Each entry below must be repeated exactly. Leave the pictures out of it.
* * *
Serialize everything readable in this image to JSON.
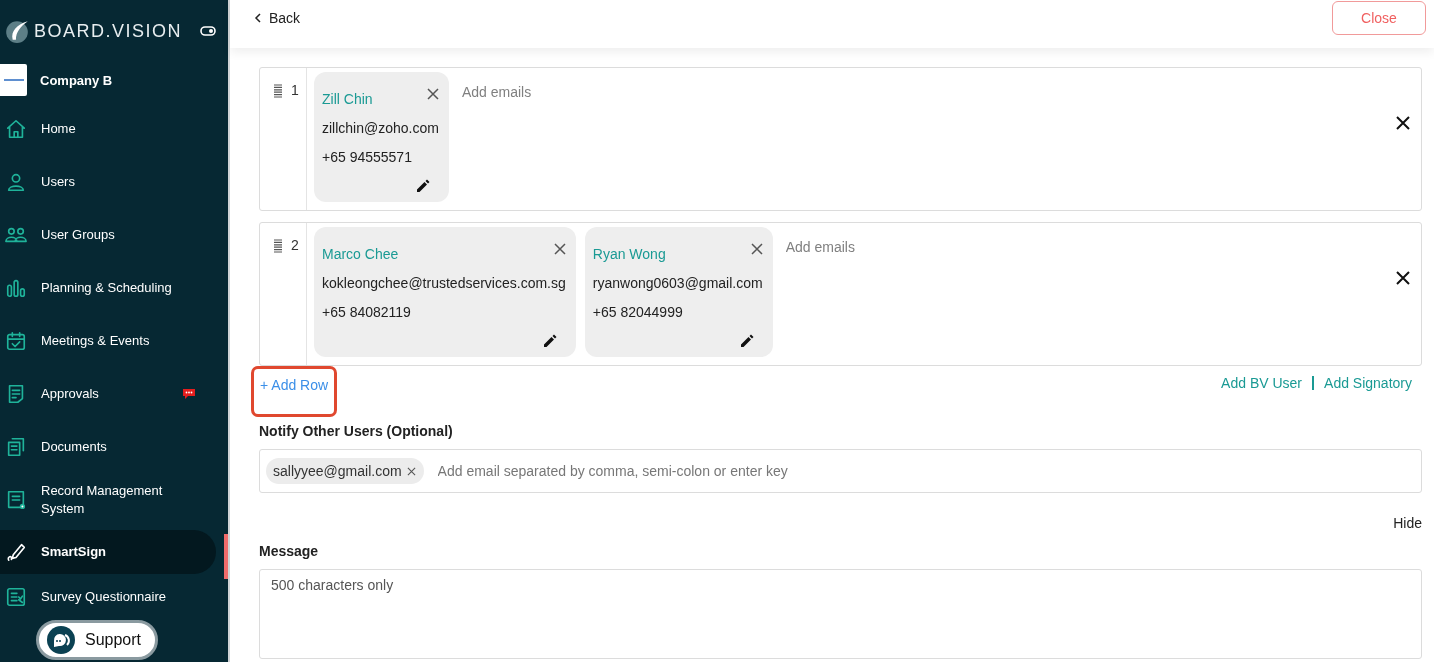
{
  "sidebar": {
    "brand": "BOARD.VISION",
    "company": "Company B",
    "items": [
      {
        "label": "Home",
        "selected": false,
        "notification": false
      },
      {
        "label": "Users",
        "selected": false,
        "notification": false
      },
      {
        "label": "User Groups",
        "selected": false,
        "notification": false
      },
      {
        "label": "Planning & Scheduling",
        "selected": false,
        "notification": false
      },
      {
        "label": "Meetings & Events",
        "selected": false,
        "notification": false
      },
      {
        "label": "Approvals",
        "selected": false,
        "notification": true
      },
      {
        "label": "Documents",
        "selected": false,
        "notification": false
      },
      {
        "label": "Record Management System",
        "selected": false,
        "notification": false
      },
      {
        "label": "SmartSign",
        "selected": true,
        "notification": false
      },
      {
        "label": "Survey Questionnaire",
        "selected": false,
        "notification": false
      }
    ],
    "support": "Support"
  },
  "header": {
    "back": "Back",
    "close": "Close"
  },
  "signer_rows": [
    {
      "number": "1",
      "placeholder": "Add emails",
      "cards": [
        {
          "name": "Zill Chin",
          "email": "zillchin@zoho.com",
          "phone": "+65 94555571"
        }
      ]
    },
    {
      "number": "2",
      "placeholder": "Add emails",
      "cards": [
        {
          "name": "Marco Chee",
          "email": "kokleongchee@trustedservices.com.sg",
          "phone": "+65 84082119"
        },
        {
          "name": "Ryan Wong",
          "email": "ryanwong0603@gmail.com",
          "phone": "+65 82044999"
        }
      ]
    }
  ],
  "add_row": "+ Add Row",
  "add_row_highlighted": true,
  "links": [
    "Add BV User",
    "Add Signatory"
  ],
  "notify": {
    "label": "Notify Other Users (Optional)",
    "chips": [
      "sallyyee@gmail.com"
    ],
    "placeholder": "Add email separated by comma, semi-colon or enter key"
  },
  "hide": "Hide",
  "message": {
    "label": "Message",
    "placeholder": "500 characters only"
  }
}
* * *
**Worked solution:**
Serialize everything readable in this image to JSON.
{
  "sidebar": {
    "brand": "BOARD.VISION",
    "company": "Company B",
    "items": [
      {
        "label": "Home",
        "selected": false,
        "notification": false
      },
      {
        "label": "Users",
        "selected": false,
        "notification": false
      },
      {
        "label": "User Groups",
        "selected": false,
        "notification": false
      },
      {
        "label": "Planning & Scheduling",
        "selected": false,
        "notification": false
      },
      {
        "label": "Meetings & Events",
        "selected": false,
        "notification": false
      },
      {
        "label": "Approvals",
        "selected": false,
        "notification": true
      },
      {
        "label": "Documents",
        "selected": false,
        "notification": false
      },
      {
        "label": "Record Management System",
        "selected": false,
        "notification": false
      },
      {
        "label": "SmartSign",
        "selected": true,
        "notification": false
      },
      {
        "label": "Survey Questionnaire",
        "selected": false,
        "notification": false
      }
    ],
    "support": "Support"
  },
  "header": {
    "back": "Back",
    "close": "Close"
  },
  "signer_rows": [
    {
      "number": "1",
      "placeholder": "Add emails",
      "cards": [
        {
          "name": "Zill Chin",
          "email": "zillchin@zoho.com",
          "phone": "+65 94555571"
        }
      ]
    },
    {
      "number": "2",
      "placeholder": "Add emails",
      "cards": [
        {
          "name": "Marco Chee",
          "email": "kokleongchee@trustedservices.com.sg",
          "phone": "+65 84082119"
        },
        {
          "name": "Ryan Wong",
          "email": "ryanwong0603@gmail.com",
          "phone": "+65 82044999"
        }
      ]
    }
  ],
  "add_row": "+ Add Row",
  "add_row_highlighted": true,
  "links": [
    "Add BV User",
    "Add Signatory"
  ],
  "notify": {
    "label": "Notify Other Users (Optional)",
    "chips": [
      "sallyyee@gmail.com"
    ],
    "placeholder": "Add email separated by comma, semi-colon or enter key"
  },
  "hide": "Hide",
  "message": {
    "label": "Message",
    "placeholder": "500 characters only"
  }
}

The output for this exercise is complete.